§ **GOAL OF THE EXERCISE**
Search the entries for the word "JSON". Copy every line that holds it.

§ **DATASET**
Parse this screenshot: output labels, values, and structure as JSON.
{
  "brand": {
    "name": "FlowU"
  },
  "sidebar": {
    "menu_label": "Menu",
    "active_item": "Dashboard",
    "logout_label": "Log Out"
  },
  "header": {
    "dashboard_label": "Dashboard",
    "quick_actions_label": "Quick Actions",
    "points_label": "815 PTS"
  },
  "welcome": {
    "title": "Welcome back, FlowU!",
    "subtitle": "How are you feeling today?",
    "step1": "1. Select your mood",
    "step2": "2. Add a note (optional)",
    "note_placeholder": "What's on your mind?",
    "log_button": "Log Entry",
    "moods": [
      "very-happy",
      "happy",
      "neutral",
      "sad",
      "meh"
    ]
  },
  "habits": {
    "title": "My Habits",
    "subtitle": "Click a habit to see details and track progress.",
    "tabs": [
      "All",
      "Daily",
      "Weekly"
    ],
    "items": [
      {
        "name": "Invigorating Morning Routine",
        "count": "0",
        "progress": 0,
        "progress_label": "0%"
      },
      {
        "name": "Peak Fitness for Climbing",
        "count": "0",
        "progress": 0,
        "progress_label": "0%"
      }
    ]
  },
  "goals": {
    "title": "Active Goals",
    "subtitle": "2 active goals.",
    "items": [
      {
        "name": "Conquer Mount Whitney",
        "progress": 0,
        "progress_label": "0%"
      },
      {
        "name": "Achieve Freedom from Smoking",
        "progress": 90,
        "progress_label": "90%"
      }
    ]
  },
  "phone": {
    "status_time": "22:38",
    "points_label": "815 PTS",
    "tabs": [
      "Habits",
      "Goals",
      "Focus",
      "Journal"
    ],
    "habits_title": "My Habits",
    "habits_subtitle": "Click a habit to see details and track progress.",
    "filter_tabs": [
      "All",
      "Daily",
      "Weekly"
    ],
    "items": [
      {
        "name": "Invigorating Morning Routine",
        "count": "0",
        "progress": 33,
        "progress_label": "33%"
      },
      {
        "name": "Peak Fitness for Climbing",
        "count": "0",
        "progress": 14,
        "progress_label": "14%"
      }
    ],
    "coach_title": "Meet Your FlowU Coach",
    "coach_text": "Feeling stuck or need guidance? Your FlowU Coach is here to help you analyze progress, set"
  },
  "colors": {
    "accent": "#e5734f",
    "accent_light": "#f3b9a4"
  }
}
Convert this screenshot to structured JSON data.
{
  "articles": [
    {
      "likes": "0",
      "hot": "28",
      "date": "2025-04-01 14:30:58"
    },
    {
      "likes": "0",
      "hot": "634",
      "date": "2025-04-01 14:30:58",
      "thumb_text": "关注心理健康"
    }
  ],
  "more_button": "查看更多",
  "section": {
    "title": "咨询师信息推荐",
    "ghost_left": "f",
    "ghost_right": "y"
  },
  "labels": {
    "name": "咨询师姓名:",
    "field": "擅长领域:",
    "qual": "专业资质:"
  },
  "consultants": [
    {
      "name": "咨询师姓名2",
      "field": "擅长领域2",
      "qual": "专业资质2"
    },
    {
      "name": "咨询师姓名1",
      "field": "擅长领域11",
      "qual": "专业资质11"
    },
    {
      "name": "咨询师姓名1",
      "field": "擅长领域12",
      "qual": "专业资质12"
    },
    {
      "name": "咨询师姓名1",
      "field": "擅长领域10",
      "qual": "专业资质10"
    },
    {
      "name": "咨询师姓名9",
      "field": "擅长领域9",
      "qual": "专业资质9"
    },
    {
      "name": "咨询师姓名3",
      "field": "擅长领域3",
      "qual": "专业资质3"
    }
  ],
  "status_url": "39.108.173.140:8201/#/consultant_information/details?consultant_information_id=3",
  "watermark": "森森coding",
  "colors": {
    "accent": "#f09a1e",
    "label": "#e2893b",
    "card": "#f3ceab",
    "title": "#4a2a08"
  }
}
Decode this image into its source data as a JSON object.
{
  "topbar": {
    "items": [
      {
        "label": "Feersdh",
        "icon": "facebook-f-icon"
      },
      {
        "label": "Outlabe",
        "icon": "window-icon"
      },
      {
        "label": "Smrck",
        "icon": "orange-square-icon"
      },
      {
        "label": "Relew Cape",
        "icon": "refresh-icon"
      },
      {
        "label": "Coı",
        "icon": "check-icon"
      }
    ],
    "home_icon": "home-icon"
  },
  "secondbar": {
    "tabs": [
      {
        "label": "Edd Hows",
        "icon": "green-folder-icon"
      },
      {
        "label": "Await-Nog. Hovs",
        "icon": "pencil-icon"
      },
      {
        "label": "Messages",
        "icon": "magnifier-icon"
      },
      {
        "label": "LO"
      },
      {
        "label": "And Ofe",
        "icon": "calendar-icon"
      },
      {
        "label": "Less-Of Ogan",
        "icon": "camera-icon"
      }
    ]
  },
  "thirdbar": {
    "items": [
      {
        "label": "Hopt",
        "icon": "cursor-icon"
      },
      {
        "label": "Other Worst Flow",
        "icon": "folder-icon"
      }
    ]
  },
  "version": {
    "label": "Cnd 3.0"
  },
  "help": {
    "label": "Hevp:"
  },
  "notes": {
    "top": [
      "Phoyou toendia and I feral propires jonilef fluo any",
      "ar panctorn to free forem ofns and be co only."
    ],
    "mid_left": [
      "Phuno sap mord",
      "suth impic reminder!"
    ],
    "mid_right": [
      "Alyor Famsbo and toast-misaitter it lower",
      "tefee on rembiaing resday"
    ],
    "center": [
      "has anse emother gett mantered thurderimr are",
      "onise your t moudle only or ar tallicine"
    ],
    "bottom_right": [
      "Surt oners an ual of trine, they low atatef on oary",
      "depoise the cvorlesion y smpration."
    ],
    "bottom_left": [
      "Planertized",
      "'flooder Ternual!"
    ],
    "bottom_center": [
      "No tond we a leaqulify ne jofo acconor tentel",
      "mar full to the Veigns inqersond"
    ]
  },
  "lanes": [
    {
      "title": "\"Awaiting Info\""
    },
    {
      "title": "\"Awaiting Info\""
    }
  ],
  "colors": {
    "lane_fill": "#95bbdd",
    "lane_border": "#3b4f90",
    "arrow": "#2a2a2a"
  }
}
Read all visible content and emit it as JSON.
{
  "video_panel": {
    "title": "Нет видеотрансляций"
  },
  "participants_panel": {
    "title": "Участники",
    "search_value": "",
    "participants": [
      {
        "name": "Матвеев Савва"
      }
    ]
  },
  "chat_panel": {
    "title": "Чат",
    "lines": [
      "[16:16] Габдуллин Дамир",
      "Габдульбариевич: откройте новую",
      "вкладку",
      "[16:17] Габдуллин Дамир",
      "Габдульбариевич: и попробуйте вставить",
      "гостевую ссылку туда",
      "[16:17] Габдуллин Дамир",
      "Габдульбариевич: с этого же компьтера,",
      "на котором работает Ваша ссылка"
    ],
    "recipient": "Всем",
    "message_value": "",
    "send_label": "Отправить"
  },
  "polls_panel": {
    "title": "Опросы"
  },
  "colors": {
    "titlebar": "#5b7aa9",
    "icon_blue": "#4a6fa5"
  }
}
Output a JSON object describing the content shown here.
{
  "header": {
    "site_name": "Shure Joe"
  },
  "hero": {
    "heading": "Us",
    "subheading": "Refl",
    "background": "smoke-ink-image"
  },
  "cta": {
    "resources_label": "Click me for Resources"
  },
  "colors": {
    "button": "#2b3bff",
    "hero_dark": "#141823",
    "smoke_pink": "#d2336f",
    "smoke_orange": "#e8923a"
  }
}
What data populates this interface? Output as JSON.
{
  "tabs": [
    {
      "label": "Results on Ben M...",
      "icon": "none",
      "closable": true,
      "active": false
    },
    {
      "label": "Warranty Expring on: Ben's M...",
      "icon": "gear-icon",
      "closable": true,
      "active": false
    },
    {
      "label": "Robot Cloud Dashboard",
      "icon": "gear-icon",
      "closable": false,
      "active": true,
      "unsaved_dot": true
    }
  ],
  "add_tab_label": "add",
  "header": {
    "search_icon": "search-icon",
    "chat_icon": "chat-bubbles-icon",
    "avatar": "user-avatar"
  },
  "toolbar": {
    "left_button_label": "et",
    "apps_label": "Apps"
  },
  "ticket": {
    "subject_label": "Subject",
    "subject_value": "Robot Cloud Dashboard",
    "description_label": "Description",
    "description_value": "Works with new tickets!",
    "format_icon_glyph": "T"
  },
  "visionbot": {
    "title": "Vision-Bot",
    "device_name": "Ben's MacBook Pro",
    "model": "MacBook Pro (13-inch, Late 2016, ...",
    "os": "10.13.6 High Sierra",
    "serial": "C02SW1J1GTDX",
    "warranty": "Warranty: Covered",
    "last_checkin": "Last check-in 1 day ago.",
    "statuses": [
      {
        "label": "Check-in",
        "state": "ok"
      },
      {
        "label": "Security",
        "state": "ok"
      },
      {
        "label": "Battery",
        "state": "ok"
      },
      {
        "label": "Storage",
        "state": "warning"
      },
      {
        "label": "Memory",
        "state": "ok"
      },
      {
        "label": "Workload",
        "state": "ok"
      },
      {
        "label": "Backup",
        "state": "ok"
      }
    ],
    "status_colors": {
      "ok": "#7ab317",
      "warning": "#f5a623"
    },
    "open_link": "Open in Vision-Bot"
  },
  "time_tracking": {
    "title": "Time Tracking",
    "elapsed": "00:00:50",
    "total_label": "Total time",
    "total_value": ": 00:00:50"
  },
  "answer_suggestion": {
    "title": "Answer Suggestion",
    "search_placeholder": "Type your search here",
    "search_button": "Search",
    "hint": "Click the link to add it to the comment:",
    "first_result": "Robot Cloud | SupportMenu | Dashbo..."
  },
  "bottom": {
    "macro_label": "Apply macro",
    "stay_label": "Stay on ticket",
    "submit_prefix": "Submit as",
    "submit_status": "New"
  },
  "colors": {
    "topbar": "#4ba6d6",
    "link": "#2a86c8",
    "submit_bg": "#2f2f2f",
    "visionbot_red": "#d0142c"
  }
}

§ **COMPLETED TASK**
Parse this screenshot: output labels, values, and structure as JSON.
Convert this screenshot to structured JSON data.
Decode this image into its source data as a JSON object.
Read all visible content and emit it as JSON.
Output a JSON object describing the content shown here.
What data populates this interface? Output as JSON.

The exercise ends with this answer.